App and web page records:

※ ※ ※

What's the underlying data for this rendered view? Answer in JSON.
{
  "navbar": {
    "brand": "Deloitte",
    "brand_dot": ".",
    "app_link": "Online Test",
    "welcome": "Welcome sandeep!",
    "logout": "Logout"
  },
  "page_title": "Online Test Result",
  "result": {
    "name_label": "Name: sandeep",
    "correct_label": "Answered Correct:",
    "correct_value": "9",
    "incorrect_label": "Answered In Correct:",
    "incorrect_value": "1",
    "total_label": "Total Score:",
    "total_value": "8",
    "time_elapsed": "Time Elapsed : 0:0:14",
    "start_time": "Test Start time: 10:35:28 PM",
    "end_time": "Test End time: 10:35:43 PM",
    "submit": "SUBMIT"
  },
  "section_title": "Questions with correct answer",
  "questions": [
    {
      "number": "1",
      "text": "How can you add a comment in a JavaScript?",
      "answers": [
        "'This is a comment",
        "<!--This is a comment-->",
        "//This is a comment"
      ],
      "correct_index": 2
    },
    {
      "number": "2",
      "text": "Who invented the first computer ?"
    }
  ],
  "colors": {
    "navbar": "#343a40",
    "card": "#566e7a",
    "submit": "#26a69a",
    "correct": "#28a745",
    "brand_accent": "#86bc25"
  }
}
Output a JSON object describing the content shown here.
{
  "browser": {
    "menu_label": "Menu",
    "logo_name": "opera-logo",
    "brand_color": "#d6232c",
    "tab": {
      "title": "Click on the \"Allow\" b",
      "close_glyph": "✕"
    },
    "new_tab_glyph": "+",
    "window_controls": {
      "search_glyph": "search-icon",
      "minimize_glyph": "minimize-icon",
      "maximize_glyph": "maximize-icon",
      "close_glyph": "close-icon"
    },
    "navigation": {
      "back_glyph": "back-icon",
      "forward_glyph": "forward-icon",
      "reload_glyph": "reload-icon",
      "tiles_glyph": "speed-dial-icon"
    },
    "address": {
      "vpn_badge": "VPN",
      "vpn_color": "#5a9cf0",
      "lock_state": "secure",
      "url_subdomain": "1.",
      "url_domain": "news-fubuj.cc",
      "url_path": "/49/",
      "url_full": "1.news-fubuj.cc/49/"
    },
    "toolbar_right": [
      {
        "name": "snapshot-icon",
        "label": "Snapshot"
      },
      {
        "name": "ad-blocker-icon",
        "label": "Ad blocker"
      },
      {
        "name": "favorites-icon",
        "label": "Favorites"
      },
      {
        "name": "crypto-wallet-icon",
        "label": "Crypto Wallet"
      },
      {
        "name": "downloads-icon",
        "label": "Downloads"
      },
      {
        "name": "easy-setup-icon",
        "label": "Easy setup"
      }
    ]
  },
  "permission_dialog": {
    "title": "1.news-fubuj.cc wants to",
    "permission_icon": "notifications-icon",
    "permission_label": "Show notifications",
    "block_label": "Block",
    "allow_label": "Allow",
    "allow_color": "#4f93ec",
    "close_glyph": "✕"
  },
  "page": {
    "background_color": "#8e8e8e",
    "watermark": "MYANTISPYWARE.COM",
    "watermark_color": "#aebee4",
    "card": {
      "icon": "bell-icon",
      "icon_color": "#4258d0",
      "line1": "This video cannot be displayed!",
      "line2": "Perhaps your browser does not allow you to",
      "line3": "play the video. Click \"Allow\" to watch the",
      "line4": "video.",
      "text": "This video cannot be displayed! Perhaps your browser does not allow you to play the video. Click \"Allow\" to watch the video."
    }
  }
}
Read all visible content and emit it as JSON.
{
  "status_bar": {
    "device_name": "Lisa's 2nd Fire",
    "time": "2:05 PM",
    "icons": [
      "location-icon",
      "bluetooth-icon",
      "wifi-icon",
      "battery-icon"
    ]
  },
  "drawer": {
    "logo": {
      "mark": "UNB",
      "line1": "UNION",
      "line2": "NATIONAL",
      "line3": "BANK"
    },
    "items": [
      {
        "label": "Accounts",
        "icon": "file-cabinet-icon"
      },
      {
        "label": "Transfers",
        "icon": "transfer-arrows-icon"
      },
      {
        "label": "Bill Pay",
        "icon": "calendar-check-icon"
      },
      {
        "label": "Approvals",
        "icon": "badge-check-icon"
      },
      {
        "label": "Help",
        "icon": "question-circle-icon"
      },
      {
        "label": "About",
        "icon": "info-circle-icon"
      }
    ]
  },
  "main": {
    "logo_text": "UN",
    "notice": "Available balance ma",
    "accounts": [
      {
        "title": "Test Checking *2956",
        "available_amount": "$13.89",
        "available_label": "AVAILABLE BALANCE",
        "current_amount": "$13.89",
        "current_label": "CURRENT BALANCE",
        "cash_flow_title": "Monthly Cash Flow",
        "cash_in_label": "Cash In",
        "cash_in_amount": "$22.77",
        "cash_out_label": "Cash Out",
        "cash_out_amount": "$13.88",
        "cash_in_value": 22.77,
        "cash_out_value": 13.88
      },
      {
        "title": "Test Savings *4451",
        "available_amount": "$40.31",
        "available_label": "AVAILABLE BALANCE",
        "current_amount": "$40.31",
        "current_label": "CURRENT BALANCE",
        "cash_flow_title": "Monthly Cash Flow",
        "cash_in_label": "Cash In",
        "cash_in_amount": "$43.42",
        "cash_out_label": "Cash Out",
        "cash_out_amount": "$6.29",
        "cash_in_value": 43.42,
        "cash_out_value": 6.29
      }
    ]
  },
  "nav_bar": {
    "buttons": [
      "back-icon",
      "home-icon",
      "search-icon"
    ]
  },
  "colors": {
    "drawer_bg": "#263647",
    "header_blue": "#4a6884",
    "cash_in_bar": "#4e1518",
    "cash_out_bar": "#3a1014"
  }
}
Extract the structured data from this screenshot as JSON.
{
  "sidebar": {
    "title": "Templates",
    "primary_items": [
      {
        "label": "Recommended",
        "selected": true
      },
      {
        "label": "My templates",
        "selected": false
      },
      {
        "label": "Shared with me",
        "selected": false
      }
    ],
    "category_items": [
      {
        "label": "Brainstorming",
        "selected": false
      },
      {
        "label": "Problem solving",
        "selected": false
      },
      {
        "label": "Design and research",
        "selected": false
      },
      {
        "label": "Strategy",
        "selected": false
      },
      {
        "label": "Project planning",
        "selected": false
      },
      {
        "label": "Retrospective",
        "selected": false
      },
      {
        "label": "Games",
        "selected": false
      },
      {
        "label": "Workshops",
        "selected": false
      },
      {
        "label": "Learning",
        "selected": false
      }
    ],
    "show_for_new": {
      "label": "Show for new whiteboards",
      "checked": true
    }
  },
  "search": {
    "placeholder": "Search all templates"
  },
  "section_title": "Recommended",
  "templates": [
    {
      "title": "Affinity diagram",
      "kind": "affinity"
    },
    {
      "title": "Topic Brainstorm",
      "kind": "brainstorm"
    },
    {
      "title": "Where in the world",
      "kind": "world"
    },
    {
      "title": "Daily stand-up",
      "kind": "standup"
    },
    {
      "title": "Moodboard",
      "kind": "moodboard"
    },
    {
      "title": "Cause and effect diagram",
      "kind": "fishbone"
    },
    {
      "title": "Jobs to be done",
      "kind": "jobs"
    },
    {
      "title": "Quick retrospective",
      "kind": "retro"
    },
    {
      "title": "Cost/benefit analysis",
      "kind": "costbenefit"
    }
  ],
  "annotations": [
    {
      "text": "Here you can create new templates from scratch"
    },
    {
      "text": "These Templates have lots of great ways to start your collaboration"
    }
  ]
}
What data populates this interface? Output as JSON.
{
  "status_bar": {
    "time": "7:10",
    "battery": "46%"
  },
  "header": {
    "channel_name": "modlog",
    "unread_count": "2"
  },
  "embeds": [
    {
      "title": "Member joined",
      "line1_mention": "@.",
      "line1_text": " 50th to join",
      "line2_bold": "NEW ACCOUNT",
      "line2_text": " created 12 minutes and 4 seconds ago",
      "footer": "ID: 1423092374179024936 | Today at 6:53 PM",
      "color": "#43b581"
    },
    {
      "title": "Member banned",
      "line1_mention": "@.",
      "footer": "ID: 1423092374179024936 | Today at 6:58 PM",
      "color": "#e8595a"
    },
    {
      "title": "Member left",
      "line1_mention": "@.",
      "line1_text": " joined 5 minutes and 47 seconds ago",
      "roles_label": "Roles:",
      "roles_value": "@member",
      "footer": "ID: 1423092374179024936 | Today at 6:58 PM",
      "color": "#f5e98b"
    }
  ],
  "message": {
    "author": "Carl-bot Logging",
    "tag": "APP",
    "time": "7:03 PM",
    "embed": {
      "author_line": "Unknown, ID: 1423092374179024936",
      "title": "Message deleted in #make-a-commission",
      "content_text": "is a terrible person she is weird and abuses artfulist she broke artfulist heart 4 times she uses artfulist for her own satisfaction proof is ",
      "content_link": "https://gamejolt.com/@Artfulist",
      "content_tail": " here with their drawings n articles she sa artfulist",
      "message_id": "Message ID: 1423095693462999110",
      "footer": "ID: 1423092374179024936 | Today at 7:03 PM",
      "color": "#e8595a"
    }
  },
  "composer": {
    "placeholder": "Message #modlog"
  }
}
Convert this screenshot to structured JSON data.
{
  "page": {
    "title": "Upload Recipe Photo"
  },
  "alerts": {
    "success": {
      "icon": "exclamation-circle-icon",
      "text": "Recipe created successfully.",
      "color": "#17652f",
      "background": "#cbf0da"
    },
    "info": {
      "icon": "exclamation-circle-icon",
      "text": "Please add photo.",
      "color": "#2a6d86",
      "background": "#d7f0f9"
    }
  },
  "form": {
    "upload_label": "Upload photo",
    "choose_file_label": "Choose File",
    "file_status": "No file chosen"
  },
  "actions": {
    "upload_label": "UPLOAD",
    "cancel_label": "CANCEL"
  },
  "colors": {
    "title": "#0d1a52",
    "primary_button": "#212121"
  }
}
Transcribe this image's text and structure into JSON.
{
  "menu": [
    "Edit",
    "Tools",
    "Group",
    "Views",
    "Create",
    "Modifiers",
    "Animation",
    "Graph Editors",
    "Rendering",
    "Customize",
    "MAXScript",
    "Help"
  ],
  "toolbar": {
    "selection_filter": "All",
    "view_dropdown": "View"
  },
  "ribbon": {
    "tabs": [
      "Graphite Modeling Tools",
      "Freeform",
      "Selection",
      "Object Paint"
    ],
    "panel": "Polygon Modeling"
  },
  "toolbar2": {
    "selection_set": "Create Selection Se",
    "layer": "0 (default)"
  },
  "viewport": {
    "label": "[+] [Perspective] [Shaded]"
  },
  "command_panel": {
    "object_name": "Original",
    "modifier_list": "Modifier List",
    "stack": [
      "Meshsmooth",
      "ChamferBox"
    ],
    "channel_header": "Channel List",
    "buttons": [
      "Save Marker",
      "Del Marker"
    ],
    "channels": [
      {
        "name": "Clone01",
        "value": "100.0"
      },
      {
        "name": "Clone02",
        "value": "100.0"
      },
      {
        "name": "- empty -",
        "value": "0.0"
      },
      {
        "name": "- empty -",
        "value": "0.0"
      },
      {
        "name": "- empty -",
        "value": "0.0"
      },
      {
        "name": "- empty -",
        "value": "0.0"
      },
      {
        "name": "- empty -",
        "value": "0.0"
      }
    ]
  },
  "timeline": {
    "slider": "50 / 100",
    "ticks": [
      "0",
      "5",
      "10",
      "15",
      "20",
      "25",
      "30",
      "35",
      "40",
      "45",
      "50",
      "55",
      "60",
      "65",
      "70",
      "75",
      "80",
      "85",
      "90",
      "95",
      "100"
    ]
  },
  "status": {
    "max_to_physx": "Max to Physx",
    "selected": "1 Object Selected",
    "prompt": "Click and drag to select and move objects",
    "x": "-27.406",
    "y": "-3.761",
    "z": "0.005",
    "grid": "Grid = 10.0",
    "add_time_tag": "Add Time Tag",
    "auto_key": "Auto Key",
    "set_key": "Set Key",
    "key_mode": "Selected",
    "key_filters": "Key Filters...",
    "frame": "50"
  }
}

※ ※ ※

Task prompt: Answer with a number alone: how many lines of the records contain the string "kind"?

Answer area: 9